Instructions for the task
Which of the lines in the data below contain the string "干湿分储"? Copy each of them.

(Source data)
◆ ◆ ◆ ◆ ◆ ◆ ◆
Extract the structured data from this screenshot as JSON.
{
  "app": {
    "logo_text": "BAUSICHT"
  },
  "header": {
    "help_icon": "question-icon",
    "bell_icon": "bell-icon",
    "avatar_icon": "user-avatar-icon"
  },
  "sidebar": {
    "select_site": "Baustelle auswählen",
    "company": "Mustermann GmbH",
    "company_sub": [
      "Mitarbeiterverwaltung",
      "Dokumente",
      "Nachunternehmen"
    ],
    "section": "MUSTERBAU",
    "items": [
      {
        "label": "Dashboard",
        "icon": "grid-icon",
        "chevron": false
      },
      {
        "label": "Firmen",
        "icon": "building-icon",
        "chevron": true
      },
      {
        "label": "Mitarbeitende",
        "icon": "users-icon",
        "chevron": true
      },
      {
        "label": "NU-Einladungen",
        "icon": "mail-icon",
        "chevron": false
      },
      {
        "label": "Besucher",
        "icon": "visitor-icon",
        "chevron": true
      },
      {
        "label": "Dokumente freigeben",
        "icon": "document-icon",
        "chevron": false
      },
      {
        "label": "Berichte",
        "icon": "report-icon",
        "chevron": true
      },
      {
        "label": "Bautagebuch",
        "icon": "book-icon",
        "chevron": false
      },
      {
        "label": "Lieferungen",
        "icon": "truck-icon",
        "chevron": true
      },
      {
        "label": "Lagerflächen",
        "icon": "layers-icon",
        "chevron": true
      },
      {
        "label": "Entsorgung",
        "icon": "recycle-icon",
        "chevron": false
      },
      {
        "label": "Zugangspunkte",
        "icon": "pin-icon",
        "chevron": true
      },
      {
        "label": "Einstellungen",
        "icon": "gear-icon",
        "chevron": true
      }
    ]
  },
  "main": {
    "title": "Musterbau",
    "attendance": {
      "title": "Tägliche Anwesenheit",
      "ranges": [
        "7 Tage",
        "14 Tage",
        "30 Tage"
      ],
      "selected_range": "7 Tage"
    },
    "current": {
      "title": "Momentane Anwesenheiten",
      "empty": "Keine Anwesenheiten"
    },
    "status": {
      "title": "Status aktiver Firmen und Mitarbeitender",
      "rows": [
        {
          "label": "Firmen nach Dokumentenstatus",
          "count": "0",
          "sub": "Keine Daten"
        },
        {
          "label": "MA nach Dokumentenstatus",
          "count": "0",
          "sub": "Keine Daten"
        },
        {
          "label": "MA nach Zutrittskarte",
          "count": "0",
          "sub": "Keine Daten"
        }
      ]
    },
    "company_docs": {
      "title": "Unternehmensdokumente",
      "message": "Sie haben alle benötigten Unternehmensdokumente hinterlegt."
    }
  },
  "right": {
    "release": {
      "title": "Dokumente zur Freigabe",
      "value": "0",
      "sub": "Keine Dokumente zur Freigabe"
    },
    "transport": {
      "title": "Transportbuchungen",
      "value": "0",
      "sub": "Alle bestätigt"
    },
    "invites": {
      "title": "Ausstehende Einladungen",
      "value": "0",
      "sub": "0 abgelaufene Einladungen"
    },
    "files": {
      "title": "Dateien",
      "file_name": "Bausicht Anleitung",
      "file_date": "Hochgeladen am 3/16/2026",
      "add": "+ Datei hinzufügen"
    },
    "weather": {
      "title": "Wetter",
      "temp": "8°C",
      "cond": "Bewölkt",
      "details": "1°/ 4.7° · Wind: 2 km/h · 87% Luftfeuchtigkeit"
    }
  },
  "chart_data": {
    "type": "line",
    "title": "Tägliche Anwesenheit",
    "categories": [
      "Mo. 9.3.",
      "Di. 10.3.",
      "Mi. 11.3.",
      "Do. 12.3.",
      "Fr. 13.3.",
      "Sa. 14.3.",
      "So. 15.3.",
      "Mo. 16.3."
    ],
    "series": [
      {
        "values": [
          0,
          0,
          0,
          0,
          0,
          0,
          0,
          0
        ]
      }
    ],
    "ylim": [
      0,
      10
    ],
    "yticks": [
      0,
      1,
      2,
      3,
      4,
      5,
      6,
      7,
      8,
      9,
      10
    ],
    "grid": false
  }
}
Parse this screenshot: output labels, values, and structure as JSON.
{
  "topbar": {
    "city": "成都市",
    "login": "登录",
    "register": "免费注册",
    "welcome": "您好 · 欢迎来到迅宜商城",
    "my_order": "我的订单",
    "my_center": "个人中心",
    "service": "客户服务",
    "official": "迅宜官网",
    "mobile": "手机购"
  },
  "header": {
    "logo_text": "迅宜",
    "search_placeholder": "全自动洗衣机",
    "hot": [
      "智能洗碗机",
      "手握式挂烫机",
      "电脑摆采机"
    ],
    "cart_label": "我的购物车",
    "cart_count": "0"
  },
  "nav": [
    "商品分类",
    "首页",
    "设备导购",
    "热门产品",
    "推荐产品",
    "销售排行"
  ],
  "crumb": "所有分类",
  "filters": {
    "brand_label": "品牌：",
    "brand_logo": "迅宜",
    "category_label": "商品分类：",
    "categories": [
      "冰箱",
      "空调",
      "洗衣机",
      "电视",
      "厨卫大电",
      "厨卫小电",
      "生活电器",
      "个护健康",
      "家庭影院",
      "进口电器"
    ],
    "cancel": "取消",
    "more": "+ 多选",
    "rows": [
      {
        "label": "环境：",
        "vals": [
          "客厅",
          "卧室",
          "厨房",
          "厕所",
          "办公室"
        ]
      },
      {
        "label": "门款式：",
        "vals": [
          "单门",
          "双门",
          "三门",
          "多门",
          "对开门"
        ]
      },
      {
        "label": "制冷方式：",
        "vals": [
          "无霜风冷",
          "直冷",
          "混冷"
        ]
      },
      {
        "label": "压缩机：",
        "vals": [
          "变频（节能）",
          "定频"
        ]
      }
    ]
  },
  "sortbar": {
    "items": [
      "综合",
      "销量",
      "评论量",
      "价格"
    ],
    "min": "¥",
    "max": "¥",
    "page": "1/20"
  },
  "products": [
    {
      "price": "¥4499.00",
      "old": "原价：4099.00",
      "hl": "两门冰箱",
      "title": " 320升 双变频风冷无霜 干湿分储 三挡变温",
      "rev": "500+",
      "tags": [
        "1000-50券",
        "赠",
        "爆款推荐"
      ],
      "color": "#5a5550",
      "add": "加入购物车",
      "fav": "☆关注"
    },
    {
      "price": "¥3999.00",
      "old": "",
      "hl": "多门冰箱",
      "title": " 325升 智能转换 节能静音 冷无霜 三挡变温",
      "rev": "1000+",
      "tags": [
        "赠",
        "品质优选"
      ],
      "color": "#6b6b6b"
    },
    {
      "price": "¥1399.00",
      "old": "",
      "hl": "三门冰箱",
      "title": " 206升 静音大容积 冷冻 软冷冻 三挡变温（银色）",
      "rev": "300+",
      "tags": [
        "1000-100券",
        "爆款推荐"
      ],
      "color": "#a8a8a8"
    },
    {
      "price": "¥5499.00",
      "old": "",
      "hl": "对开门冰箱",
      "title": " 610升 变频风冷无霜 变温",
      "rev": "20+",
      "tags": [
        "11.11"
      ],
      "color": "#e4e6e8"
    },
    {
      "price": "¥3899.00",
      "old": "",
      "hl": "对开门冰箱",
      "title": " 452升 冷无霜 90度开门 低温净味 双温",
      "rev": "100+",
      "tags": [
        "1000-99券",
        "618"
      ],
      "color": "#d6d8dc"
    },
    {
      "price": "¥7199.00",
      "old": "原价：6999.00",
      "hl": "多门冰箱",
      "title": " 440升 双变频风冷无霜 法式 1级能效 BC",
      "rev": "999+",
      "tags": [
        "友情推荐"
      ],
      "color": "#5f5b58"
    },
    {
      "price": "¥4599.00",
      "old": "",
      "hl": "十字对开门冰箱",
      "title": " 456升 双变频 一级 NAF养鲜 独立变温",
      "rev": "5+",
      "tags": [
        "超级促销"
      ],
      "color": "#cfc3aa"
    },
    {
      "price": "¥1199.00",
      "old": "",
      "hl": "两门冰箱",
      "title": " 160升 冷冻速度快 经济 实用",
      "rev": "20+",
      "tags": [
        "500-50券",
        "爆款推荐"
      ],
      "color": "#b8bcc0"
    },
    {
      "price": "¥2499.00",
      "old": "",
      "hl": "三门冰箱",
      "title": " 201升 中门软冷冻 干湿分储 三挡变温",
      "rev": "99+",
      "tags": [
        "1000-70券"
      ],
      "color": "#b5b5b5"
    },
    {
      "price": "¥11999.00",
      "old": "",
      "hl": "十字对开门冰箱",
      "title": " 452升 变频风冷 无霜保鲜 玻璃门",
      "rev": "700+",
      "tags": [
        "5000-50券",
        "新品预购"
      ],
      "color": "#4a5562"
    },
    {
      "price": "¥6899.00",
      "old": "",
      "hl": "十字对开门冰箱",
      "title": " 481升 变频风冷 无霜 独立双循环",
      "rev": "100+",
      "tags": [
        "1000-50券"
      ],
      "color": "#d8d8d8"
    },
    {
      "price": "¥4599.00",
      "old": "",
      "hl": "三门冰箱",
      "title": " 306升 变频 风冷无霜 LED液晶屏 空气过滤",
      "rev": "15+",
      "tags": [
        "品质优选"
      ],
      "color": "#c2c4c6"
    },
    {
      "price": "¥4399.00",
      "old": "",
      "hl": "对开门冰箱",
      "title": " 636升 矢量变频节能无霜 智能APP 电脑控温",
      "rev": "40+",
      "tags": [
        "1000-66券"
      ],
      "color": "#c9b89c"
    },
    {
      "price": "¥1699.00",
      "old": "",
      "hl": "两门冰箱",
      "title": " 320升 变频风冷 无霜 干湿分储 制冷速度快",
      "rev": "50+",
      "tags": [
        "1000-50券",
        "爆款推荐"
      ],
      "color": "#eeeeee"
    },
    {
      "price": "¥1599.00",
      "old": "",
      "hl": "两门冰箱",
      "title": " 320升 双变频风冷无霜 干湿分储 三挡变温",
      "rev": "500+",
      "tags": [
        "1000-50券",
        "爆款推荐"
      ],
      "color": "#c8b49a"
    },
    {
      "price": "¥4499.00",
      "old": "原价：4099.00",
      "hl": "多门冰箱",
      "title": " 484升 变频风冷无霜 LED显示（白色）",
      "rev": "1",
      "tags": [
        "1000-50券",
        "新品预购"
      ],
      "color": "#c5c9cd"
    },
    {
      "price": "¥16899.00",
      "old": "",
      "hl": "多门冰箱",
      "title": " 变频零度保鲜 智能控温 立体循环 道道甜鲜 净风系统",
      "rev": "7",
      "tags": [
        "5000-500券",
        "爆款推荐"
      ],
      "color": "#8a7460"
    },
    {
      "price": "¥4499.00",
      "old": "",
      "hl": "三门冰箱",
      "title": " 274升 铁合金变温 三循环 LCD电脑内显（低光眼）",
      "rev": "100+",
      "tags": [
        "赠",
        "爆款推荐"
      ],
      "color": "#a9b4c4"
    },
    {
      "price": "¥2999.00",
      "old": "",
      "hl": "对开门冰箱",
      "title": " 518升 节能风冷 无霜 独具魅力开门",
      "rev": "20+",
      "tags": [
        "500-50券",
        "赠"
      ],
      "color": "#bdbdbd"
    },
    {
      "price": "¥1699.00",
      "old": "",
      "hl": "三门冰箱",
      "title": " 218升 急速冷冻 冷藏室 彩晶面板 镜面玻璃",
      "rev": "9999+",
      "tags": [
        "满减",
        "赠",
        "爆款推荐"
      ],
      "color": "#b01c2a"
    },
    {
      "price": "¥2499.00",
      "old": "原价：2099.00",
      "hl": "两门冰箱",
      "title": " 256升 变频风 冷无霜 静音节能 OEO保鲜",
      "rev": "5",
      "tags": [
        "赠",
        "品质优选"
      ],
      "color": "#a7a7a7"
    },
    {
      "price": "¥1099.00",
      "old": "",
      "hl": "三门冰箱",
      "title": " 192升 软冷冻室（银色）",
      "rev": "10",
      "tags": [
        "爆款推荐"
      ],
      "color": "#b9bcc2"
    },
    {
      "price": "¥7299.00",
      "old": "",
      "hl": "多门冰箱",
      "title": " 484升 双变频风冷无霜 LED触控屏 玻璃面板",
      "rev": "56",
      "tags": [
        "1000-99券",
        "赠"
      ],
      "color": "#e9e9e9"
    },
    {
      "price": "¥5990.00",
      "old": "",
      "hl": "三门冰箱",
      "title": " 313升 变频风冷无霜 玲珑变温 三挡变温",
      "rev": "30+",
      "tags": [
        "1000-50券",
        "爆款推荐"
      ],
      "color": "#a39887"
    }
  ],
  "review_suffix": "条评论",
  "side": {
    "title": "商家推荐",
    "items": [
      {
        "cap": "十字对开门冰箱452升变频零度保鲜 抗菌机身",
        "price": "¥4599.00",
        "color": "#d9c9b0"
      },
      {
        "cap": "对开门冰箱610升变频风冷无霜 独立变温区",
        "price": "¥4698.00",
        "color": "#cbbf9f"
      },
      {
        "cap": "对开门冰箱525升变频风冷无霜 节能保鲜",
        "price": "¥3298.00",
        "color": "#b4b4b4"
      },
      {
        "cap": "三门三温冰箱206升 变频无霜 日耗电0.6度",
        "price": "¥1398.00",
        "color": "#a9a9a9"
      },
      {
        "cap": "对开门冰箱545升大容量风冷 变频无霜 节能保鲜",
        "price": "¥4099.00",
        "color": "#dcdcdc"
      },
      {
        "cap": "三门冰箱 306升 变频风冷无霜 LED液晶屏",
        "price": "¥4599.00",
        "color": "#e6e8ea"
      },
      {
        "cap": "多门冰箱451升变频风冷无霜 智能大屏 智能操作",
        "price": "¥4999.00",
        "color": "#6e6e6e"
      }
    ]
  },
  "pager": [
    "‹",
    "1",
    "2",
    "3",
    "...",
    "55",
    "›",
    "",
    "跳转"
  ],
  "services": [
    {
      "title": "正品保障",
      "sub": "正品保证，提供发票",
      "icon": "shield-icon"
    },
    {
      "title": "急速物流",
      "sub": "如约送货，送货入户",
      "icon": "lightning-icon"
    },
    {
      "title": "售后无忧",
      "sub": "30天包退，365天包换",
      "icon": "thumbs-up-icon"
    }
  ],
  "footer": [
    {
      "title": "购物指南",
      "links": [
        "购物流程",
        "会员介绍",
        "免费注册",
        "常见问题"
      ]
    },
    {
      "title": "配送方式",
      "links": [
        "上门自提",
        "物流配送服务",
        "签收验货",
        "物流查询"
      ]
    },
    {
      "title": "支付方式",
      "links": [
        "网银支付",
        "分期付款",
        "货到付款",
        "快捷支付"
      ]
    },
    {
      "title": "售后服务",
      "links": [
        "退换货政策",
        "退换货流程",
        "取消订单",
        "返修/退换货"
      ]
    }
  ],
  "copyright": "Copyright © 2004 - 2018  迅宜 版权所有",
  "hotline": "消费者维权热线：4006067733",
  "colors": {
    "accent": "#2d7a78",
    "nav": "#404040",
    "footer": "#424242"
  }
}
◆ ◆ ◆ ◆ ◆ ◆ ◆
Response below
      "title": " 320升 双变频风冷无霜 干湿分储 三挡变温",
      "title": " 201升 中门软冷冻 干湿分储 三挡变温",
      "title": " 320升 变频风冷 无霜 干湿分储 制冷速度快",
      "title": " 320升 双变频风冷无霜 干湿分储 三挡变温",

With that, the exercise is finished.